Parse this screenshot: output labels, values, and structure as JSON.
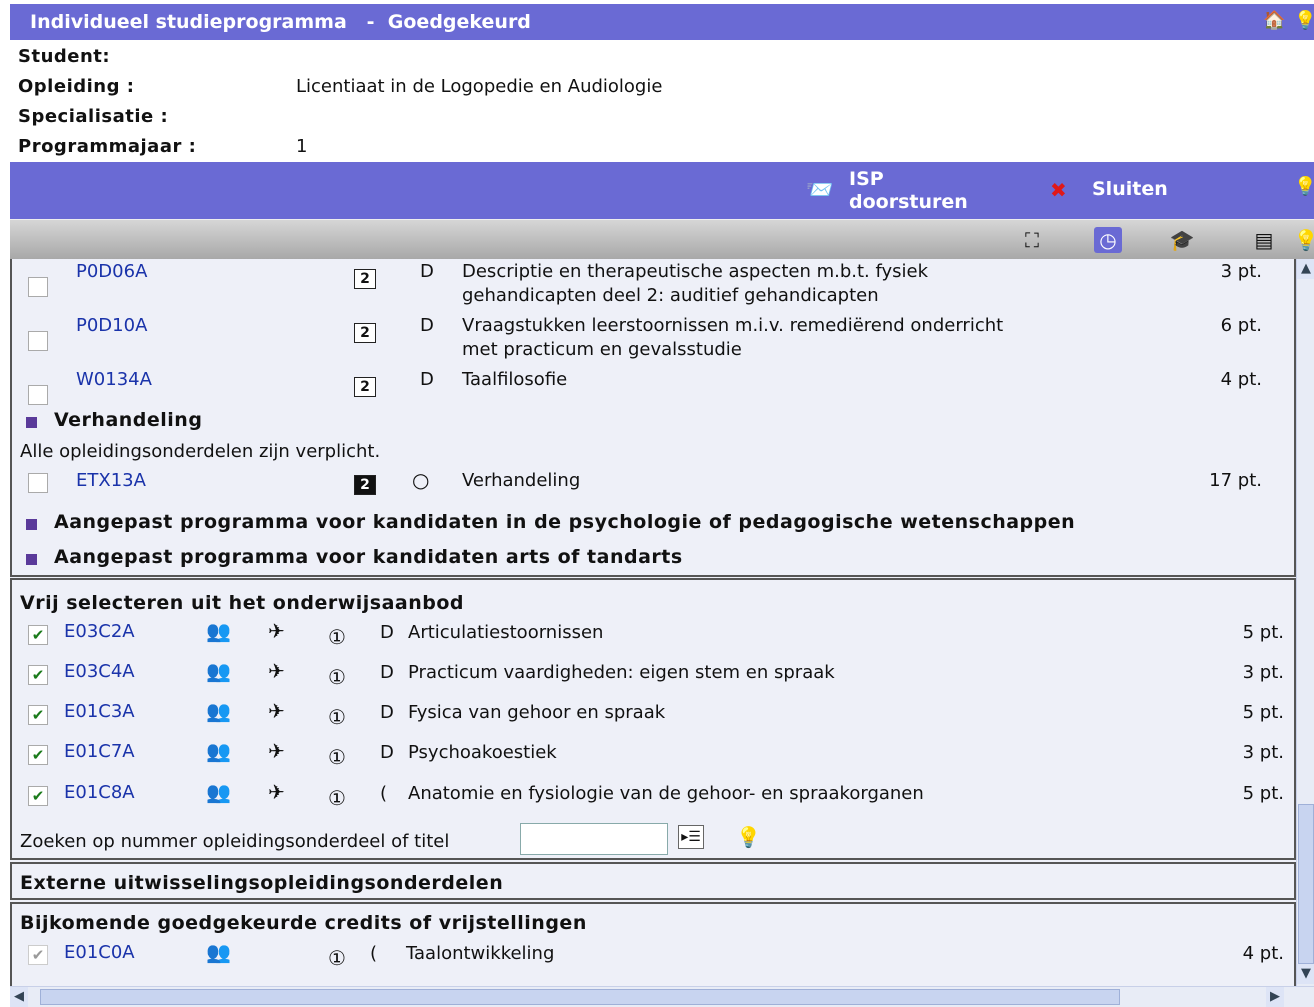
{
  "window": {
    "title": "Individueel studieprogramma",
    "status": "Goedgekeurd",
    "separator": "-"
  },
  "icons": {
    "home": "home-icon",
    "help": "help-bulb-icon"
  },
  "student": {
    "student_label": "Student:",
    "student_value": "",
    "opleiding_label": "Opleiding :",
    "opleiding_value": "Licentiaat in de Logopedie en Audiologie",
    "specialisatie_label": "Specialisatie :",
    "specialisatie_value": "",
    "programmajaar_label": "Programmajaar :",
    "programmajaar_value": "1"
  },
  "actions": {
    "send_label_1": "ISP",
    "send_label_2": "doorsturen",
    "close_label": "Sluiten"
  },
  "toolbar": [
    "tree-icon",
    "clock-icon",
    "graduation-icon",
    "list-icon",
    "help-bulb-icon"
  ],
  "colors": {
    "header": "#6a6ad4",
    "link": "#1a33aa",
    "bullet": "#5a3a9a"
  },
  "courses_top": [
    {
      "code": "P0D06A",
      "year": "2",
      "type": "D",
      "desc1": "Descriptie en therapeutische aspecten m.b.t. fysiek",
      "desc2": "gehandicapten deel 2: auditief gehandicapten",
      "pts": "3 pt."
    },
    {
      "code": "P0D10A",
      "year": "2",
      "type": "D",
      "desc1": "Vraagstukken leerstoornissen m.i.v. remediërend onderricht",
      "desc2": "met practicum en gevalsstudie",
      "pts": "6 pt."
    },
    {
      "code": "W0134A",
      "year": "2",
      "type": "D",
      "desc1": "Taalfilosofie",
      "desc2": "",
      "pts": "4 pt."
    }
  ],
  "verhandeling": {
    "title": "Verhandeling",
    "note": "Alle opleidingsonderdelen zijn verplicht.",
    "code": "ETX13A",
    "year": "2",
    "type": "O",
    "desc": "Verhandeling",
    "pts": "17 pt."
  },
  "sections_extra": [
    "Aangepast programma voor kandidaten in de psychologie of pedagogische wetenschappen",
    "Aangepast programma voor kandidaten arts of tandarts"
  ],
  "vrij": {
    "title": "Vrij selecteren uit het onderwijsaanbod",
    "items": [
      {
        "code": "E03C2A",
        "num": "1",
        "type": "D",
        "desc": "Articulatiestoornissen",
        "pts": "5 pt."
      },
      {
        "code": "E03C4A",
        "num": "1",
        "type": "D",
        "desc": "Practicum vaardigheden: eigen stem en spraak",
        "pts": "3 pt."
      },
      {
        "code": "E01C3A",
        "num": "1",
        "type": "D",
        "desc": "Fysica van gehoor en spraak",
        "pts": "5 pt."
      },
      {
        "code": "E01C7A",
        "num": "1",
        "type": "D",
        "desc": "Psychoakoestiek",
        "pts": "3 pt."
      },
      {
        "code": "E01C8A",
        "num": "1",
        "type": "(",
        "desc": "Anatomie en fysiologie van de gehoor- en spraakorganen",
        "pts": "5 pt."
      }
    ],
    "search_label": "Zoeken op nummer opleidingsonderdeel of titel",
    "search_value": ""
  },
  "extern": {
    "title": "Externe uitwisselingsopleidingsonderdelen"
  },
  "bijkomend": {
    "title": "Bijkomende goedgekeurde credits of vrijstellingen",
    "code": "E01C0A",
    "num": "1",
    "type": "(",
    "desc": "Taalontwikkeling",
    "pts": "4 pt."
  }
}
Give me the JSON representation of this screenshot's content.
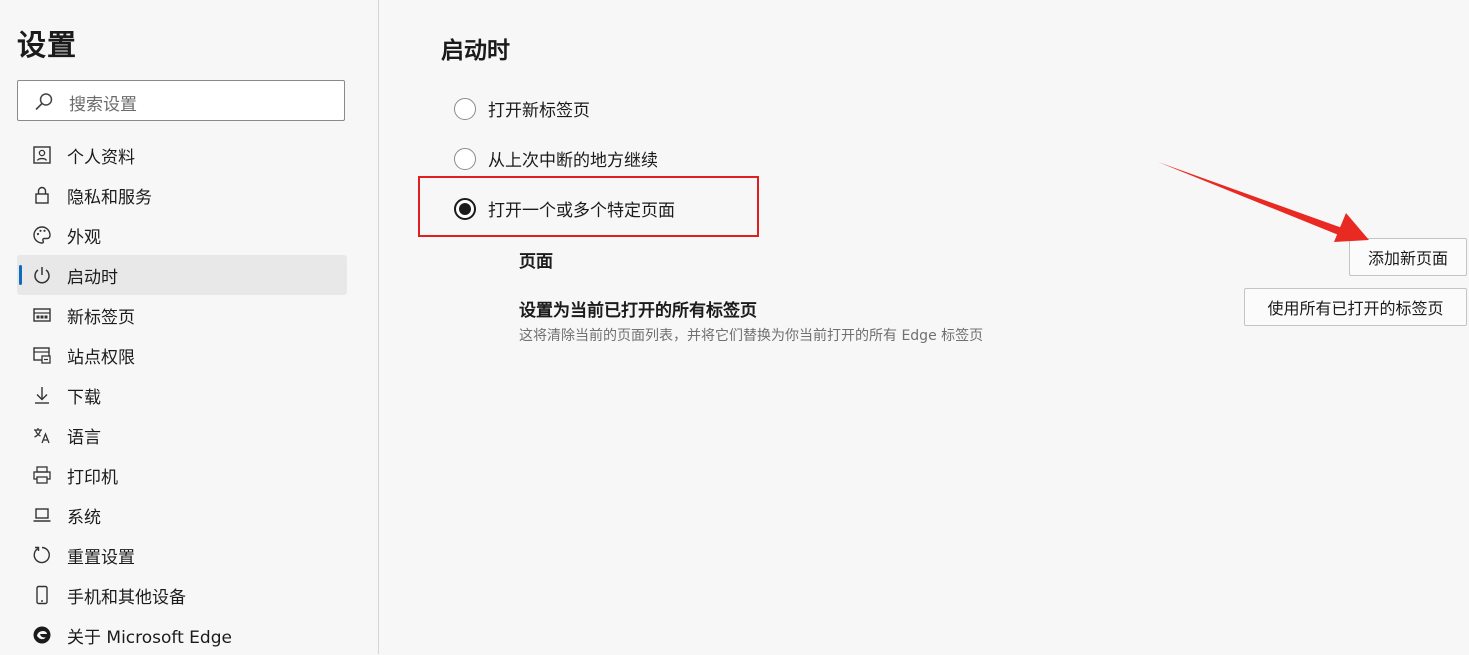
{
  "sidebar": {
    "title": "设置",
    "search_placeholder": "搜索设置",
    "items": [
      {
        "label": "个人资料",
        "icon": "profile-icon"
      },
      {
        "label": "隐私和服务",
        "icon": "lock-icon"
      },
      {
        "label": "外观",
        "icon": "palette-icon"
      },
      {
        "label": "启动时",
        "icon": "power-icon",
        "active": true
      },
      {
        "label": "新标签页",
        "icon": "new-tab-icon"
      },
      {
        "label": "站点权限",
        "icon": "site-permissions-icon"
      },
      {
        "label": "下载",
        "icon": "download-icon"
      },
      {
        "label": "语言",
        "icon": "language-icon"
      },
      {
        "label": "打印机",
        "icon": "printer-icon"
      },
      {
        "label": "系统",
        "icon": "laptop-icon"
      },
      {
        "label": "重置设置",
        "icon": "reset-icon"
      },
      {
        "label": "手机和其他设备",
        "icon": "phone-icon"
      },
      {
        "label": "关于 Microsoft Edge",
        "icon": "edge-logo-icon"
      }
    ]
  },
  "main": {
    "title": "启动时",
    "options": [
      {
        "label": "打开新标签页",
        "checked": false
      },
      {
        "label": "从上次中断的地方继续",
        "checked": false
      },
      {
        "label": "打开一个或多个特定页面",
        "checked": true
      }
    ],
    "pages_label": "页面",
    "add_button": "添加新页面",
    "use_all_title": "设置为当前已打开的所有标签页",
    "use_all_desc": "这将清除当前的页面列表，并将它们替换为你当前打开的所有 Edge 标签页",
    "use_all_button": "使用所有已打开的标签页"
  },
  "colors": {
    "accent": "#0f6cbd",
    "annotation": "#e02020"
  }
}
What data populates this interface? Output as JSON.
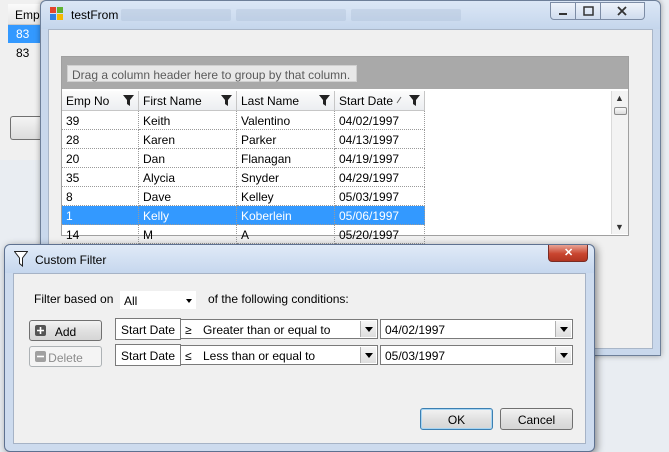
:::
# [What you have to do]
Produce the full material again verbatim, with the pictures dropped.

# [The completed task]
Parse this screenshot: output labels, values, and structure as JSON.
{
  "window": {
    "title": "Individueel studieprogramma",
    "status": "Goedgekeurd",
    "separator": "-"
  },
  "icons": {
    "home": "home-icon",
    "help": "help-bulb-icon"
  },
  "student": {
    "student_label": "Student:",
    "student_value": "",
    "opleiding_label": "Opleiding :",
    "opleiding_value": "Licentiaat in de Logopedie en Audiologie",
    "specialisatie_label": "Specialisatie :",
    "specialisatie_value": "",
    "programmajaar_label": "Programmajaar :",
    "programmajaar_value": "1"
  },
  "actions": {
    "send_label_1": "ISP",
    "send_label_2": "doorsturen",
    "close_label": "Sluiten"
  },
  "toolbar": [
    "tree-icon",
    "clock-icon",
    "graduation-icon",
    "list-icon",
    "help-bulb-icon"
  ],
  "colors": {
    "header": "#6a6ad4",
    "link": "#1a33aa",
    "bullet": "#5a3a9a"
  },
  "courses_top": [
    {
      "code": "P0D06A",
      "year": "2",
      "type": "D",
      "desc1": "Descriptie en therapeutische aspecten m.b.t. fysiek",
      "desc2": "gehandicapten deel 2: auditief gehandicapten",
      "pts": "3 pt."
    },
    {
      "code": "P0D10A",
      "year": "2",
      "type": "D",
      "desc1": "Vraagstukken leerstoornissen m.i.v. remediërend onderricht",
      "desc2": "met practicum en gevalsstudie",
      "pts": "6 pt."
    },
    {
      "code": "W0134A",
      "year": "2",
      "type": "D",
      "desc1": "Taalfilosofie",
      "desc2": "",
      "pts": "4 pt."
    }
  ],
  "verhandeling": {
    "title": "Verhandeling",
    "note": "Alle opleidingsonderdelen zijn verplicht.",
    "code": "ETX13A",
    "year": "2",
    "type": "O",
    "desc": "Verhandeling",
    "pts": "17 pt."
  },
  "sections_extra": [
    "Aangepast programma voor kandidaten in de psychologie of pedagogische wetenschappen",
    "Aangepast programma voor kandidaten arts of tandarts"
  ],
  "vrij": {
    "title": "Vrij selecteren uit het onderwijsaanbod",
    "items": [
      {
        "code": "E03C2A",
        "num": "1",
        "type": "D",
        "desc": "Articulatiestoornissen",
        "pts": "5 pt."
      },
      {
        "code": "E03C4A",
        "num": "1",
        "type": "D",
        "desc": "Practicum vaardigheden: eigen stem en spraak",
        "pts": "3 pt."
      },
      {
        "code": "E01C3A",
        "num": "1",
        "type": "D",
        "desc": "Fysica van gehoor en spraak",
        "pts": "5 pt."
      },
      {
        "code": "E01C7A",
        "num": "1",
        "type": "D",
        "desc": "Psychoakoestiek",
        "pts": "3 pt."
      },
      {
        "code": "E01C8A",
        "num": "1",
        "type": "(",
        "desc": "Anatomie en fysiologie van de gehoor- en spraakorganen",
        "pts": "5 pt."
      }
    ],
    "search_label": "Zoeken op nummer opleidingsonderdeel of titel",
    "search_value": ""
  },
  "extern": {
    "title": "Externe uitwisselingsopleidingsonderdelen"
  },
  "bijkomend": {
    "title": "Bijkomende goedgekeurde credits of vrijstellingen",
    "code": "E01C0A",
    "num": "1",
    "type": "(",
    "desc": "Taalontwikkeling",
    "pts": "4 pt."
  }
}
Give me the JSON representation of this screenshot's content.
{
  "sidebar": {
    "title": "设置",
    "search_placeholder": "搜索设置",
    "items": [
      {
        "label": "个人资料",
        "icon": "profile-icon"
      },
      {
        "label": "隐私和服务",
        "icon": "lock-icon"
      },
      {
        "label": "外观",
        "icon": "palette-icon"
      },
      {
        "label": "启动时",
        "icon": "power-icon",
        "active": true
      },
      {
        "label": "新标签页",
        "icon": "new-tab-icon"
      },
      {
        "label": "站点权限",
        "icon": "site-permissions-icon"
      },
      {
        "label": "下载",
        "icon": "download-icon"
      },
      {
        "label": "语言",
        "icon": "language-icon"
      },
      {
        "label": "打印机",
        "icon": "printer-icon"
      },
      {
        "label": "系统",
        "icon": "laptop-icon"
      },
      {
        "label": "重置设置",
        "icon": "reset-icon"
      },
      {
        "label": "手机和其他设备",
        "icon": "phone-icon"
      },
      {
        "label": "关于 Microsoft Edge",
        "icon": "edge-logo-icon"
      }
    ]
  },
  "main": {
    "title": "启动时",
    "options": [
      {
        "label": "打开新标签页",
        "checked": false
      },
      {
        "label": "从上次中断的地方继续",
        "checked": false
      },
      {
        "label": "打开一个或多个特定页面",
        "checked": true
      }
    ],
    "pages_label": "页面",
    "add_button": "添加新页面",
    "use_all_title": "设置为当前已打开的所有标签页",
    "use_all_desc": "这将清除当前的页面列表，并将它们替换为你当前打开的所有 Edge 标签页",
    "use_all_button": "使用所有已打开的标签页"
  },
  "colors": {
    "accent": "#0f6cbd",
    "annotation": "#e02020"
  }
}
What data populates this interface? Output as JSON.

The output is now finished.